Following Constellation’s most-recent earnings results, Beer Marketer’s Insights (subscription required) raised the question of whether the company’s story is “fraying a little around the edges.” The publication said the basic takeaway from analysts was: “More uncertainty about Constellation’s best-in-class results combined with (lots of) non-beer issues to make investors more skittish about (its) stock.”

Beer Marketer’s Insights also highlighted Corona Extra and Corona Light’s declines, which declined as the year wore on, and raised the question of whether another Corona line extension slated for broader roll-out in 2019, Corona Refrescas, “will complicate (the) portfolio further and cannibalize” more core sales.

Robert Ottenstein, an analyst with Evercore ISI, put a fine point on the question on many investors’ minds: “Why shouldn’t we be concerned about trends for Corona Extra, which represents (about) 40 percent of the firm’s beer volumes?” he asked in a Jan. 14 note to clients. Ottenstein, which has an “outperform” rating on Constellation’s stock, also questioned whether rising sales of Premier and Familiar are starting to cannibalize Extra at a rate higher than the company would like and questioned whether it was “throwing in the towel” on Corona Light.

Ottenstein later reported he came back “incrementally more positive” about Constellation’s prospects following a Jan. 16 investor event the company held in Chicago and “with the sense that the firm continues to operate from a position of increasing strength.”

Pablo Zuanic, an analyst with Susquehanna International Group, also expressed deep reservations about the effect Corona Premier and Familiar are having on the flagship.

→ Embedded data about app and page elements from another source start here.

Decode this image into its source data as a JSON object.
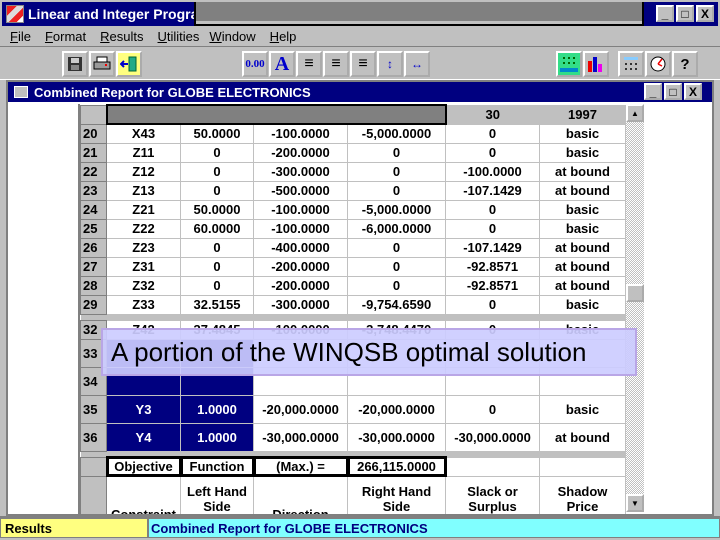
{
  "app": {
    "title": "Linear and Integer Progra",
    "window_controls": [
      "_",
      "□",
      "X"
    ]
  },
  "menu": [
    "File",
    "Format",
    "Results",
    "Utilities",
    "Window",
    "Help"
  ],
  "toolbar": {
    "left": [
      "save-icon",
      "print-icon",
      "exit-icon"
    ],
    "format": [
      {
        "icon": "number-format-icon",
        "label": "0.00"
      },
      {
        "icon": "font-icon",
        "label": "A"
      },
      {
        "icon": "align-left-icon",
        "label": "≡"
      },
      {
        "icon": "align-center-icon",
        "label": "≡"
      },
      {
        "icon": "align-right-icon",
        "label": "≡"
      },
      {
        "icon": "row-height-icon",
        "label": "↕"
      },
      {
        "icon": "column-width-icon",
        "label": "↔"
      }
    ],
    "right": [
      "grid-icon",
      "bar-chart-icon",
      "calculator-icon",
      "clock-icon",
      "help-icon"
    ]
  },
  "report": {
    "title": "Combined Report for GLOBE ELECTRONICS",
    "header": {
      "col5": "30",
      "col6": "1997"
    },
    "rows": [
      {
        "n": "20",
        "var": "X43",
        "val": "50.0000",
        "cost": "-100.0000",
        "contrib": "-5,000.0000",
        "reduced": "0",
        "status": "basic"
      },
      {
        "n": "21",
        "var": "Z11",
        "val": "0",
        "cost": "-200.0000",
        "contrib": "0",
        "reduced": "0",
        "status": "basic"
      },
      {
        "n": "22",
        "var": "Z12",
        "val": "0",
        "cost": "-300.0000",
        "contrib": "0",
        "reduced": "-100.0000",
        "status": "at bound"
      },
      {
        "n": "23",
        "var": "Z13",
        "val": "0",
        "cost": "-500.0000",
        "contrib": "0",
        "reduced": "-107.1429",
        "status": "at bound"
      },
      {
        "n": "24",
        "var": "Z21",
        "val": "50.0000",
        "cost": "-100.0000",
        "contrib": "-5,000.0000",
        "reduced": "0",
        "status": "basic"
      },
      {
        "n": "25",
        "var": "Z22",
        "val": "60.0000",
        "cost": "-100.0000",
        "contrib": "-6,000.0000",
        "reduced": "0",
        "status": "basic"
      },
      {
        "n": "26",
        "var": "Z23",
        "val": "0",
        "cost": "-400.0000",
        "contrib": "0",
        "reduced": "-107.1429",
        "status": "at bound"
      },
      {
        "n": "27",
        "var": "Z31",
        "val": "0",
        "cost": "-200.0000",
        "contrib": "0",
        "reduced": "-92.8571",
        "status": "at bound"
      },
      {
        "n": "28",
        "var": "Z32",
        "val": "0",
        "cost": "-200.0000",
        "contrib": "0",
        "reduced": "-92.8571",
        "status": "at bound"
      },
      {
        "n": "29",
        "var": "Z33",
        "val": "32.5155",
        "cost": "-300.0000",
        "contrib": "-9,754.6590",
        "reduced": "0",
        "status": "basic"
      }
    ],
    "partial_rows": [
      {
        "n": "32",
        "var": "Z42",
        "val": "37.4845",
        "cost": "-100.0000",
        "contrib": "-3,748.4470",
        "reduced": "0",
        "status": "basic"
      },
      {
        "n": "33"
      },
      {
        "n": "34"
      }
    ],
    "selected_rows": [
      {
        "n": "35",
        "var": "Y3",
        "val": "1.0000",
        "cost": "-20,000.0000",
        "contrib": "-20,000.0000",
        "reduced": "0",
        "status": "basic"
      },
      {
        "n": "36",
        "var": "Y4",
        "val": "1.0000",
        "cost": "-30,000.0000",
        "contrib": "-30,000.0000",
        "reduced": "-30,000.0000",
        "status": "at bound"
      }
    ],
    "objective": {
      "label1": "Objective",
      "label2": "Function",
      "label3": "(Max.) =",
      "value": "266,115.0000"
    },
    "constraint_header": [
      "Constraint",
      "Left Hand Side",
      "Direction",
      "Right Hand Side",
      "Slack or Surplus",
      "Shadow Price"
    ]
  },
  "overlay_caption": "A portion of the WINQSB optimal solution",
  "status": {
    "left": "Results",
    "right": "Combined Report for GLOBE ELECTRONICS"
  }
}
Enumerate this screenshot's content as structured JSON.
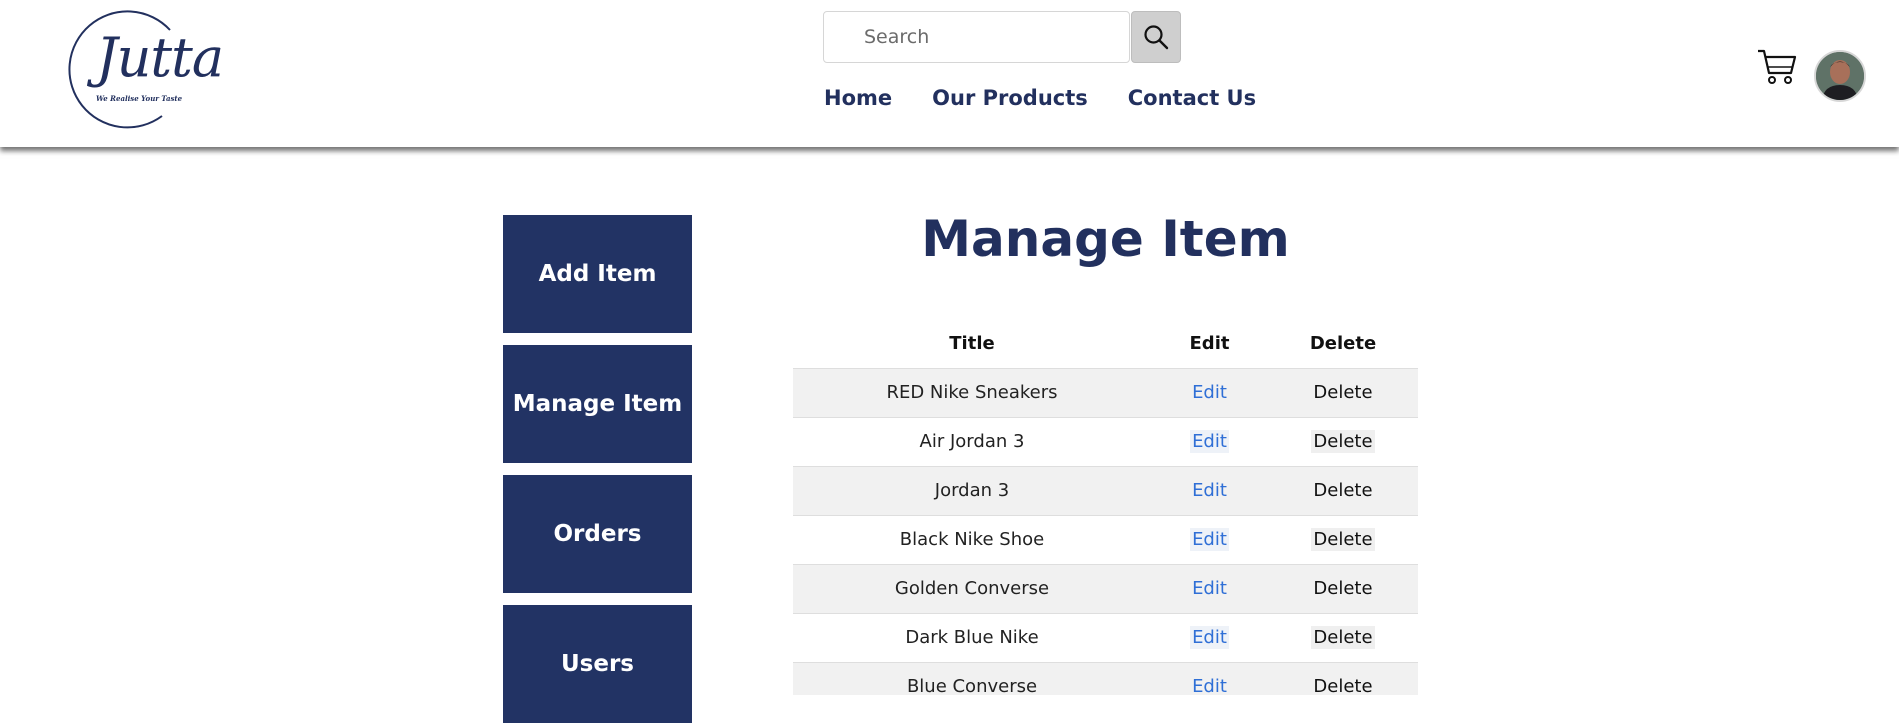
{
  "header": {
    "logo_text": "Jutta",
    "logo_tagline": "We Realise Your Taste",
    "search": {
      "placeholder": "Search",
      "value": ""
    },
    "nav": [
      {
        "label": "Home"
      },
      {
        "label": "Our Products"
      },
      {
        "label": "Contact Us"
      }
    ],
    "icons": {
      "search": "search-icon",
      "cart": "cart-icon",
      "avatar": "user-avatar"
    }
  },
  "sidebar": {
    "items": [
      {
        "label": "Add Item"
      },
      {
        "label": "Manage Item"
      },
      {
        "label": "Orders"
      },
      {
        "label": "Users"
      }
    ]
  },
  "main": {
    "title": "Manage Item",
    "table": {
      "headers": [
        "Title",
        "Edit",
        "Delete"
      ],
      "rows": [
        {
          "title": "RED Nike Sneakers",
          "edit": "Edit",
          "delete": "Delete"
        },
        {
          "title": "Air Jordan 3",
          "edit": "Edit",
          "delete": "Delete"
        },
        {
          "title": "Jordan 3",
          "edit": "Edit",
          "delete": "Delete"
        },
        {
          "title": "Black Nike Shoe",
          "edit": "Edit",
          "delete": "Delete"
        },
        {
          "title": "Golden Converse",
          "edit": "Edit",
          "delete": "Delete"
        },
        {
          "title": "Dark Blue Nike",
          "edit": "Edit",
          "delete": "Delete"
        },
        {
          "title": "Blue Converse",
          "edit": "Edit",
          "delete": "Delete"
        }
      ]
    }
  },
  "colors": {
    "brand": "#22305e",
    "sidebar_bg": "#223364",
    "link": "#2f6fd6",
    "row_stripe": "#f1f1f1"
  }
}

“We are starting to worry about core brand dilution, and the cannibalization of Corona Familiar and Premier to the base Corona Extra brand (and Corona Light) and to the entire Modelo Especial platform,” he wrote in a Jan. 8 note to clients.

While he noted that the two extensions should be considered successful “given their relevance to the overall portfolio and contribution to growth … the question remains on how much the core brands will be diluted as a result.”

Zuanic compared Corona’s line extensions to Bud Light’s, which “have had little impact to the core Bud Light brand, but have not been supportive to growth as a whole,” and he aired concerns about Constellation’s “increased reliance on extensions and hefty dilution of the core base.”

While Constellation will continue to invest behind Corona Premier and Corona Familiar in 2019, it also will increase its marketing support for Corona Extra and Corona Light, including new summer packaging.

Whether that will be enough to return Corona Extra to growth is an open question. What is certain is that it has been one of the strongest brands in beer for years, and its performance in 2019 will go a long way in shaping what the franchise looks like in the future.